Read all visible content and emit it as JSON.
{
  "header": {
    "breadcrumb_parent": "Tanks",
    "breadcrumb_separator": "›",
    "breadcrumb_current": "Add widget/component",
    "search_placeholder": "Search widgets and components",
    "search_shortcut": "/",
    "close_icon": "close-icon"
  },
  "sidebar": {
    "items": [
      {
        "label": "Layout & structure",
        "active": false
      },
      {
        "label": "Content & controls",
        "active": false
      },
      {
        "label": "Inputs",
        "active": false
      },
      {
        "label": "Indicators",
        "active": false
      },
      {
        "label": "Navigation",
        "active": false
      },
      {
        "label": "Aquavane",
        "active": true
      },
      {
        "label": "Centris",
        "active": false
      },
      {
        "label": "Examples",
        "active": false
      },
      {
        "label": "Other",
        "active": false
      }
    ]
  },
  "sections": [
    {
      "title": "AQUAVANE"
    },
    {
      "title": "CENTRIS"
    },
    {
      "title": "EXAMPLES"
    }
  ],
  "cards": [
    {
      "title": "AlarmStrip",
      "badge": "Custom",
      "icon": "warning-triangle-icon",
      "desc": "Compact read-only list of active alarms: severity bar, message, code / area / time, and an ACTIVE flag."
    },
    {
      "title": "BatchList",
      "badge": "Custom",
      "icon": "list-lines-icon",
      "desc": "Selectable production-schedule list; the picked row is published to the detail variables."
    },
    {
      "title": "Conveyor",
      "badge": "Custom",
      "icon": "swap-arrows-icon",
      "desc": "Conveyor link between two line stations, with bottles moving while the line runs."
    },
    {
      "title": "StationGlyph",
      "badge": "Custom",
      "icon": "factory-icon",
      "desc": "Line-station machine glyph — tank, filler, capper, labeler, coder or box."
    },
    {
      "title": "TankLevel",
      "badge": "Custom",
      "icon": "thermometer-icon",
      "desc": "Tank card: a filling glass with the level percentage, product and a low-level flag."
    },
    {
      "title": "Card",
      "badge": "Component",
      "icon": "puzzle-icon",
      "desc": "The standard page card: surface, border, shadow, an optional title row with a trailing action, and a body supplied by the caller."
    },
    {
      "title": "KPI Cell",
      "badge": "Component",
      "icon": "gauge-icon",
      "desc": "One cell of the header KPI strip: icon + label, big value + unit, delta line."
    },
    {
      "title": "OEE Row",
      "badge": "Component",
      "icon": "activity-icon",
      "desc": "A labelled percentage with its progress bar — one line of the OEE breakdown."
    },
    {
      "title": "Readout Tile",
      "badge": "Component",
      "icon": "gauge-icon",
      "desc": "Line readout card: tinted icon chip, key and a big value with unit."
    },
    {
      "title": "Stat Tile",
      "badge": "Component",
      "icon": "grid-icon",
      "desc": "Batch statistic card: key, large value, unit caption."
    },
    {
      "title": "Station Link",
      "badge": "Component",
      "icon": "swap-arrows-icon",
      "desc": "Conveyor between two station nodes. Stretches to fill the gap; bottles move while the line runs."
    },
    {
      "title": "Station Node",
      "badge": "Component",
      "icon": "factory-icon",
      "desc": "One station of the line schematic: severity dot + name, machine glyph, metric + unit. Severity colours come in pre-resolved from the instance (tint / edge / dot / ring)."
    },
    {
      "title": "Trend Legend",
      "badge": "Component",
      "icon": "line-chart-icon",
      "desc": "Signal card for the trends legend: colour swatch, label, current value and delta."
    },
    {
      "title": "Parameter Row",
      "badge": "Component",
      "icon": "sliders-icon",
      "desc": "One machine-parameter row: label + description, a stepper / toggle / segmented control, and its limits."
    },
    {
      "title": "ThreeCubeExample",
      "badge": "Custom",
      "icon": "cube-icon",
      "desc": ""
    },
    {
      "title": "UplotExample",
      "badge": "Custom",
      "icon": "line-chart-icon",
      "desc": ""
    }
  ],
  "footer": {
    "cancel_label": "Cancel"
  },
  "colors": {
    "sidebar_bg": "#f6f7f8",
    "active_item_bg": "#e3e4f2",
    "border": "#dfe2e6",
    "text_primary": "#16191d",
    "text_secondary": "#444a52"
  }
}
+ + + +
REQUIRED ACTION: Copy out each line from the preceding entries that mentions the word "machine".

ANSWER BOX:
      "desc": "Line-station machine glyph — tank, filler, capper, labeler, coder or box."
      "desc": "One station of the line schematic: severity dot + name, machine glyph, metric + unit. Severity colours come in pre-resolved from the instance (tint / edge / dot / ring)."
      "desc": "One machine-parameter row: label + description, a stepper / toggle / segmented control, and its limits."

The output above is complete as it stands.